I got myself a Honda Civic, a secretarial job at Disney, a desktop computer, and tried really hard to become a screenwriter. (I think William Goldman once said something like ‘the worst thing that can happen to a young writer in Hollywood is hope.’) Luckily, just as despair was beginning to kick in, John Romano, a former professor of mine from film school, asked me to write an episode of Knots Landing—John, a Dickens scholar as well as an accomplished screenwriter, had taken over the writing of the show. The staff I joined shortly thereafter also included a novelist and a playwright—both friends and peers of John's—and Lisa Seidman, a "real" TV writer, who kept us from turning every storyline into a pastiche of great books, opera plots, and not-so-great movies from the fifties, although that was definitely the fun part. Well, that and making all that money. TV writers make a ridiculous amount of money. Unfortunately, I got fired after six months—along with everyone else but Lisa.
It took another five years in Los Angeles to get me fully over my hopes. Even though I was more or less reliving my mother's itinerant work life throughout those years, my successful avoidance of marriage and children meant I was still keeping my word to whoever it was I'd promised all that. Anyway, as the belief that I would one day get one of my scripts made faded, I found myself writing for a small company that produced training materials for corporate clients. Had these materials been films, they would have been called "industrials" (shameful) but they were CD-ROMs so they were called "new media." That was a very lucky break for me—it got me through the rest of the decade and the first draft of "What to Keep." By then, "new media" had come to mean "the Internet" and I was writing style guides, “content strategies,” and where-to-click instructions for huge corporations willing to pay ridiculously inflated prices for skills like mine—skills they otherwise valued not in the least. I got a job with one of those internet bubble companies, which paid for my relocation to New York in 1999 and laid me off in July of 2001.
I might never have come back to New York if my father hadn't developed cancer of the esophagus. At first, it was just a visit so that I could hear his voice again before they surgically removed it. Then I got myself assigned to East Coast clients so I could come back more often—even with his electro-larynx, it was hard to understand him on the phone.

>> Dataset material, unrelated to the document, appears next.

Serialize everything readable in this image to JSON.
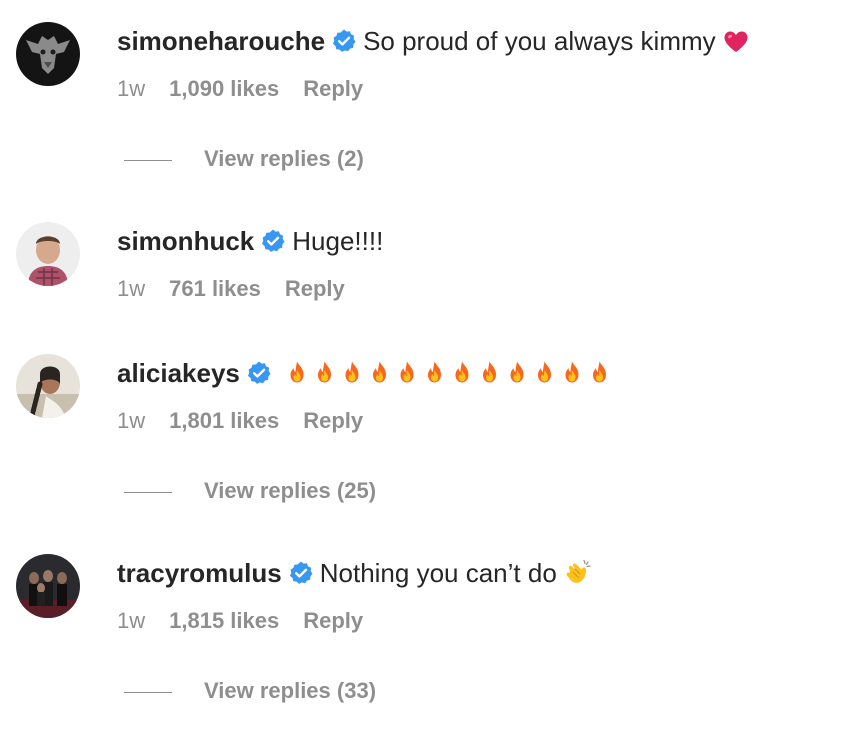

Then—as he grew sicker and sicker—I started to realize that most of the people I relied on for support and comic relief lived not in L.A. but in New York. So I came back for good. Although my dad died in early 2000, by that time I had a job and an apartment and a network of friends who got my jokes. I also somehow (well, through my derelict old high school, is the truth of the matter) made an alliance with an amazing literary agent (Nina Collins, now the head she-wolf at What Would Virginia Woolf Do?) who sold my first two novels to Random House. As I said, I came home for good.
But what about my mother, you ask? She spent the last 25 years of her life in Wellfleet, Massachusetts reading voraciously, entertaining and making friends, and creating paintings, prints, and collages that look like the work of someone who’d been doing it from the jump. She never wrote another book, but The Questioners, (subsequently re-titled Men Who Made a New Physics) was only out of print briefly (and if you are in any way involved in publishing you know what a huge miracle that represents). She died in my arms in August 2018 after a long, complicated, and very upsetting adventure in the land of dementia. It turned out there was no danger of my becoming her, but that didn’t stop me from spending most of my adult life leaning decidedly out—like a sailor keeping her boat upright while taking advantage of a powerful wind. If she hadn’t died, I would have killed her, but I miss her every day.